If you’re interested in how Ulbricht is faring, check out our recent interview with Lyn Ulbricht, Ross’s mother, who walked us through all the latest threads in his case and his current living conditions in prison.
What’s your take? Yay or nay on a pardon for the Silk Road administrator?
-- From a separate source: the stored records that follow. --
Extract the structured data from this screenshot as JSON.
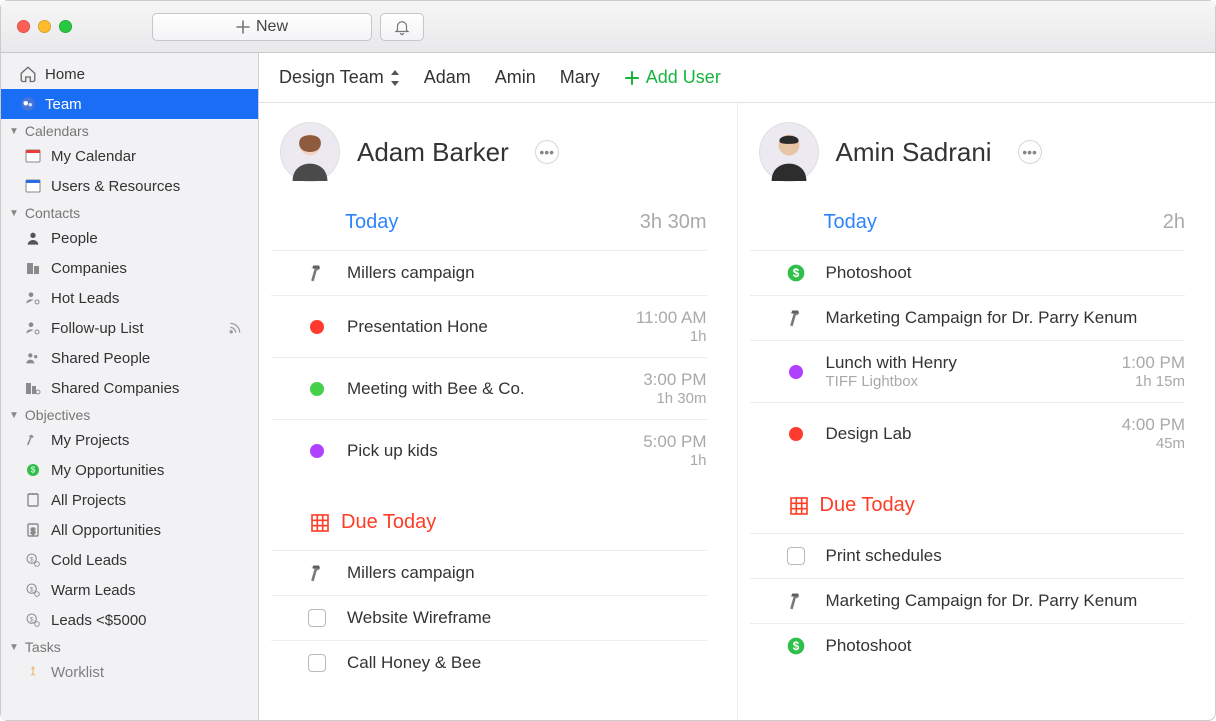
{
  "toolbar": {
    "new_label": "New"
  },
  "sidebar": {
    "top": [
      {
        "label": "Home",
        "icon": "home"
      },
      {
        "label": "Team",
        "icon": "team",
        "selected": true
      }
    ],
    "groups": [
      {
        "label": "Calendars",
        "items": [
          {
            "label": "My Calendar",
            "icon": "calendar-red"
          },
          {
            "label": "Users & Resources",
            "icon": "calendar-blue"
          }
        ]
      },
      {
        "label": "Contacts",
        "items": [
          {
            "label": "People",
            "icon": "person"
          },
          {
            "label": "Companies",
            "icon": "building"
          },
          {
            "label": "Hot Leads",
            "icon": "person-gear"
          },
          {
            "label": "Follow-up List",
            "icon": "person-gear",
            "aux": "rss"
          },
          {
            "label": "Shared People",
            "icon": "person-share"
          },
          {
            "label": "Shared Companies",
            "icon": "building-share"
          }
        ]
      },
      {
        "label": "Objectives",
        "items": [
          {
            "label": "My Projects",
            "icon": "hammer"
          },
          {
            "label": "My Opportunities",
            "icon": "dollar-green"
          },
          {
            "label": "All Projects",
            "icon": "notebook"
          },
          {
            "label": "All Opportunities",
            "icon": "notebook-dollar"
          },
          {
            "label": "Cold Leads",
            "icon": "dollar-gear"
          },
          {
            "label": "Warm Leads",
            "icon": "dollar-gear"
          },
          {
            "label": "Leads <$5000",
            "icon": "dollar-gear"
          }
        ]
      },
      {
        "label": "Tasks",
        "items": [
          {
            "label": "Worklist",
            "icon": "pin"
          }
        ]
      }
    ]
  },
  "header": {
    "team": "Design Team",
    "users": [
      "Adam",
      "Amin",
      "Mary"
    ],
    "add_user_label": "Add User"
  },
  "columns": [
    {
      "name": "Adam Barker",
      "today_label": "Today",
      "today_total": "3h 30m",
      "today": [
        {
          "icon": "hammer",
          "title": "Millers campaign"
        },
        {
          "icon": "dot-red",
          "title": "Presentation Hone",
          "time": "11:00 AM",
          "dur": "1h"
        },
        {
          "icon": "dot-green",
          "title": "Meeting with Bee & Co.",
          "time": "3:00 PM",
          "dur": "1h 30m"
        },
        {
          "icon": "dot-purple",
          "title": "Pick up kids",
          "time": "5:00 PM",
          "dur": "1h"
        }
      ],
      "due_label": "Due Today",
      "due": [
        {
          "icon": "hammer",
          "title": "Millers campaign"
        },
        {
          "icon": "checkbox",
          "title": "Website Wireframe"
        },
        {
          "icon": "checkbox",
          "title": "Call Honey & Bee"
        }
      ]
    },
    {
      "name": "Amin Sadrani",
      "today_label": "Today",
      "today_total": "2h",
      "today": [
        {
          "icon": "dollar-green",
          "title": "Photoshoot"
        },
        {
          "icon": "hammer",
          "title": "Marketing Campaign for Dr. Parry Kenum"
        },
        {
          "icon": "dot-purple",
          "title": "Lunch with Henry",
          "sub": "TIFF Lightbox",
          "time": "1:00 PM",
          "dur": "1h 15m"
        },
        {
          "icon": "dot-red",
          "title": "Design Lab",
          "time": "4:00 PM",
          "dur": "45m"
        }
      ],
      "due_label": "Due Today",
      "due": [
        {
          "icon": "checkbox",
          "title": "Print schedules"
        },
        {
          "icon": "hammer",
          "title": "Marketing Campaign for Dr. Parry Kenum"
        },
        {
          "icon": "dollar-green",
          "title": "Photoshoot"
        }
      ]
    }
  ]
}
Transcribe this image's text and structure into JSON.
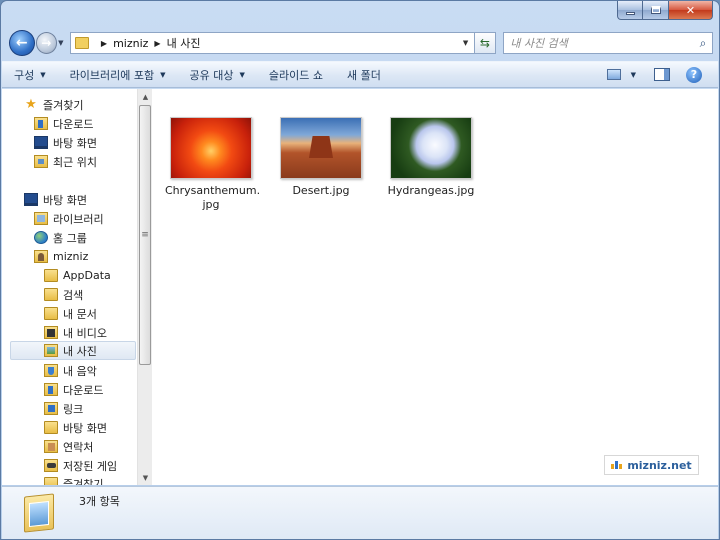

Let us know why you think so, wherever you stand, in the comments below.
Images via CBS News, Wired